Dead stick fishing, or dead sticking for short, is the do-nothing angling technique.
Sounds simple, right? It should be. But there's more to this bass fishing tactic than just not doing anything.
To have more success catching those fish, including those bigger smallies and largemouths, there are a few important key factors that you should know and follow.
The dead stick method can be a bit tedious anyway, so why not make the best use of your time out on the water as much as you can.
The bass fishing rod that you would use for dead sticking depends on what soft plastic baits, jigs or whichever type of lures that you are presenting. Just as with any other time, your gear should match accordingly - rod, line, lure, weight, fish, cover. So you really don't need to go out and buy a specialty fishing rod to dead stick with, unless you would like to of course. Otherwise, save your money.
I myself prefer to use fluorocarbon fishing line for most instances when using soft pastics. A medium or medium-light spinning outfit rigged with 6 to 8 pound test works great for me. And when fishing with jigs, I'll go with 10-14 pound test fishing line on a medium weight bait casting rod and reel.
Soft plastic baits that are impregnated with salt and scent are the best choices for dead sticking. If the lure isn't scented, then you can just simply apply scent to them yourself. The same applies for jigs and creature baits as well.
The most common, and very effective, lure for dead sticking is the plastic worm. Bass fishermen have been dead sticking with them for decades, before anybody actually knew exactly what they were doing. Worm selection is off the charts. A senko rigged wacky style is a good choice, such as a Yum Dinger. There's also finesse worms, curly tails like the Culprit, paddle tails, ribbed styles, centipede, and the walking worm.
Some of my other favorite soft plastics also include creature baits like a wooly bug, crawfish replicas, lizards, tubes, brush hogs, grubs and even a zoom fluke.
The best times to dead stick is when the fish aren't biting as they usually do. The easiest way to know this may perhaps to be at one of your hot spots or honey holes. You've probably thrown your entire tackle box at the bass and don't even see a follower.
You've caught a ton of fish there before, right? So you've tried cranking spinnerbaits, swimbaits, crankbaits, wake baits, jigging... different sizes, colors, styles... fast and slow... but still nothing. You know that there must be bass there. There has to be. There always is, right?
Well, bass do move around. Although, something might have pushed them off of that hot spot, or just turned them off from biting - extreme weather conditions, cold water temperatures, high winds, large fishing pressure.
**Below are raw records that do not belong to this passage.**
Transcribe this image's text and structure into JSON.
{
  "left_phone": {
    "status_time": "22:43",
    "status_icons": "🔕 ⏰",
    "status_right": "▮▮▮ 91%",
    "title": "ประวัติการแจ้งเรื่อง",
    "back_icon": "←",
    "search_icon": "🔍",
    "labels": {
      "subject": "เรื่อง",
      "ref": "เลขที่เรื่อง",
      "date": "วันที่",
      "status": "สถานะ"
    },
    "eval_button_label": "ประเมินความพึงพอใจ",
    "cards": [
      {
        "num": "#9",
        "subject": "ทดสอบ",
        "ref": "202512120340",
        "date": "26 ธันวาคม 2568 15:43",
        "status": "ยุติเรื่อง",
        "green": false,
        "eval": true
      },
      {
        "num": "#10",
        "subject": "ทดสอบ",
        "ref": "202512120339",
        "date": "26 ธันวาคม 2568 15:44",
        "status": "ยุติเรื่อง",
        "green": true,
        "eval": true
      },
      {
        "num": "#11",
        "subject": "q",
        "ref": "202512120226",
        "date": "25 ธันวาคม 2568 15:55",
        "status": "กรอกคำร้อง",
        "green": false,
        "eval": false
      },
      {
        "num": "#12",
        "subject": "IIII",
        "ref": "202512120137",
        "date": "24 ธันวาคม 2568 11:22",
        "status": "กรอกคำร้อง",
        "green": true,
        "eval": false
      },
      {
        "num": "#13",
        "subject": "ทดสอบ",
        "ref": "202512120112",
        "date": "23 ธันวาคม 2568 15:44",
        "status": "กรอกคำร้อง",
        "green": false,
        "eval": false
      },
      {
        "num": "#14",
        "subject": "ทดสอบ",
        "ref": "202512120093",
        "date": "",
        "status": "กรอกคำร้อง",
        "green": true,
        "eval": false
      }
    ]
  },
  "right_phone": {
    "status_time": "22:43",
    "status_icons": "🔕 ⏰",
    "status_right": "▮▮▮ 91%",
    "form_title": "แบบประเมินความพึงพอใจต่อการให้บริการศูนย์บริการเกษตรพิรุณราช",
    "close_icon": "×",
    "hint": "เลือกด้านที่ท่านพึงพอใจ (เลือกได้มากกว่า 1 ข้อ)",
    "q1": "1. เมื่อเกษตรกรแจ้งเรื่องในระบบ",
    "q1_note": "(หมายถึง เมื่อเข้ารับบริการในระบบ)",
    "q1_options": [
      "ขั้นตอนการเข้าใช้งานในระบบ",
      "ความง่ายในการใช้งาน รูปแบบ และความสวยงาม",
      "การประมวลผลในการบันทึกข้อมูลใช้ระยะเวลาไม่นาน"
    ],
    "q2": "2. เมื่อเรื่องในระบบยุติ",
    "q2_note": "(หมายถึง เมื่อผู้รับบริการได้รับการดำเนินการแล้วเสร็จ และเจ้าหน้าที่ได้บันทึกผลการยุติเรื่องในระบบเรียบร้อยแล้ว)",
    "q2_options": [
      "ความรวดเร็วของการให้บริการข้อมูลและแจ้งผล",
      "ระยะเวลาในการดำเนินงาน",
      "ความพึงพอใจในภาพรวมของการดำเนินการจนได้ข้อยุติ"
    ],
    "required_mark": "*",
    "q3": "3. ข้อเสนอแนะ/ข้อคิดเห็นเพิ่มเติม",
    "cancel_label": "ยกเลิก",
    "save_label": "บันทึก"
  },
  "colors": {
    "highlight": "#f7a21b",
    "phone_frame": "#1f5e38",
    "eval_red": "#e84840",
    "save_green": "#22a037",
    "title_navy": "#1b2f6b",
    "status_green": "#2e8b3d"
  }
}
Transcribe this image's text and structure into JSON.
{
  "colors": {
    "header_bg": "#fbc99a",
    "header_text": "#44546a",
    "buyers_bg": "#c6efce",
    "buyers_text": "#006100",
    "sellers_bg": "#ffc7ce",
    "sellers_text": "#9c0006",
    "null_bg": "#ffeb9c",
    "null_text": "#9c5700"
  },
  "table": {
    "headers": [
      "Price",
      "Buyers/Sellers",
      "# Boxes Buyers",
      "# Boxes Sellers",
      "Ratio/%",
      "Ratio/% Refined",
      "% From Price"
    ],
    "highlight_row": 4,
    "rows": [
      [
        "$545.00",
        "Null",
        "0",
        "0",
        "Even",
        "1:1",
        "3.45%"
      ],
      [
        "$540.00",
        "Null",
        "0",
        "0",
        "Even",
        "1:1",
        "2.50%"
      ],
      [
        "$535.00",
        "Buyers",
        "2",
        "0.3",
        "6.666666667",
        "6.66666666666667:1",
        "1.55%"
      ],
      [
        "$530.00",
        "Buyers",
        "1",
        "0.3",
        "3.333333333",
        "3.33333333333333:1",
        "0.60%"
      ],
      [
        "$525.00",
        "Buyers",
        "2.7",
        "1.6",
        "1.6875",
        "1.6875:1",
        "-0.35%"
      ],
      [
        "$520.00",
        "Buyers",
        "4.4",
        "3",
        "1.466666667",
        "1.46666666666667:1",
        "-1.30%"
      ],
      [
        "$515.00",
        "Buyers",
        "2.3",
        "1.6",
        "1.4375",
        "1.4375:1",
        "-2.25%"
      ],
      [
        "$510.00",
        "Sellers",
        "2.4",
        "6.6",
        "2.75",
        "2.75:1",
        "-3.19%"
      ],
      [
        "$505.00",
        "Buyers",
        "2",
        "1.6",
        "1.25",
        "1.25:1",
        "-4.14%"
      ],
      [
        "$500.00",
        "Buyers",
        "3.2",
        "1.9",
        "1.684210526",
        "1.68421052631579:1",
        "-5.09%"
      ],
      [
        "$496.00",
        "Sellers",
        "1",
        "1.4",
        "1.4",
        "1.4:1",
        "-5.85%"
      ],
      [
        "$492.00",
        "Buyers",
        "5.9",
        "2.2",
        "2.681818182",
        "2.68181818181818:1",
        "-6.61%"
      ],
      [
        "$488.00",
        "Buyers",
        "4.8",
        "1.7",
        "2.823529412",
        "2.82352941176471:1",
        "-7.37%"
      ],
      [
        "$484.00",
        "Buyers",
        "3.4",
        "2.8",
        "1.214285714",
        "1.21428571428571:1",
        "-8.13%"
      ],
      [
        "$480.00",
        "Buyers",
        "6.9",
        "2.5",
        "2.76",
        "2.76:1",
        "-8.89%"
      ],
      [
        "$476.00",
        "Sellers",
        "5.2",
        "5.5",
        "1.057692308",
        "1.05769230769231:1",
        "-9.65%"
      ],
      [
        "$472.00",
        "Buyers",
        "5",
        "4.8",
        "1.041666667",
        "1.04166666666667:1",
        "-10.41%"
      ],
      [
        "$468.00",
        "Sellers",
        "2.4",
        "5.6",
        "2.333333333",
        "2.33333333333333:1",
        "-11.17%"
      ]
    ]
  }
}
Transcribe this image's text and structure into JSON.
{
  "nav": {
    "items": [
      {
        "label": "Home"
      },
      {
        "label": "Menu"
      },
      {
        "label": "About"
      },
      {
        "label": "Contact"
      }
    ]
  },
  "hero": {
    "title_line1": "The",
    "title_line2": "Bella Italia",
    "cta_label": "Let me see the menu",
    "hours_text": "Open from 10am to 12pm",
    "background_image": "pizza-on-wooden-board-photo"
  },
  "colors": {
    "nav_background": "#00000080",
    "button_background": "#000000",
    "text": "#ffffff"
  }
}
The colder the water temperature is, then the more it should be condidered to dead stick. The temps can range from the low 50's down into the mid 30 degrees. You can still dead stick in warmer water, but you can get away with moving your bait around and continuously casting. The bass should be much more active so you'll want to cover more water at a faster rate.
It definitely helps to have a few of your own favorite hot spots that you usually catch fish from. But if it's a new and unfamiliar body of water that you've never fished at, then you obviously wouldn't have a go to honey hole.
You would then want to look for the key structure that are known to hold bass, such as weed lines, breaks, brush piles, lay downs, eddies, bridge pilings, docks and so on. You can also use your electronics to locate ledges, drop offs, points, rock piles and so forth.
Often times what results from a cold front or cold water temperatures, some largemouth bass usually seem to hang out and hide themselves buried in the underwater brush and weeds where they have been feeding at over the past few days. Whereas smallmouth bass will hang out right below the outside break of those weed lines, and throughout crevices of steep drop offs, down all the way to the base ranging to at least 20 feet in many lakes.
A wacky rig is excellent for dead stick fishing. The ends of the worm flutter on the fall, which creates a vibration that helps attract the attention of bass. The downside is that it can't be fished with through heavy cover. Therefore, you would need to bury the hook weedless style like a Texas rig.
You obviously would like for mister fishy to see the bait. The scent adds another attractant to the scene. The scent will begin to disperse from the bait during the decent, and will continue to as it sits there on the bottom.
Once you've got your bait sitting on the spot, just let it sit there. It may take a few minutes so you have to be patient. If a bass sees it, it should get curious enough to engulf it.
Often times the bait will tend to move on its own, which can also entice a fish to strike. I also give just a slight twitch of the rod tip to get the bait to move a little in the same spot that it's already sitting at. If that doesn't work, then I lift the bait up to about a foot or two and let it drop back down. When that isn't working, I'll drag it slowly across the bottom a couple of feet.
Be sure to keep the tip of your fishing rod pointing directly at your lure. Allow for a lilltle slack in your fishing line, just enough so that the fish won't be able to sense it when they pick up the bait.
Dead stick fishing isn't just a tactic that can only be used for catching largemouth bass and smallmouth bass. This technique works just as well to catch other freshwater fishing species such as walleye, catfish, carp, panfish and more.
Good Luck and Stick It to 'em!
Find your favorite dead stick fishing baits and gear at Bass Pro Shops here...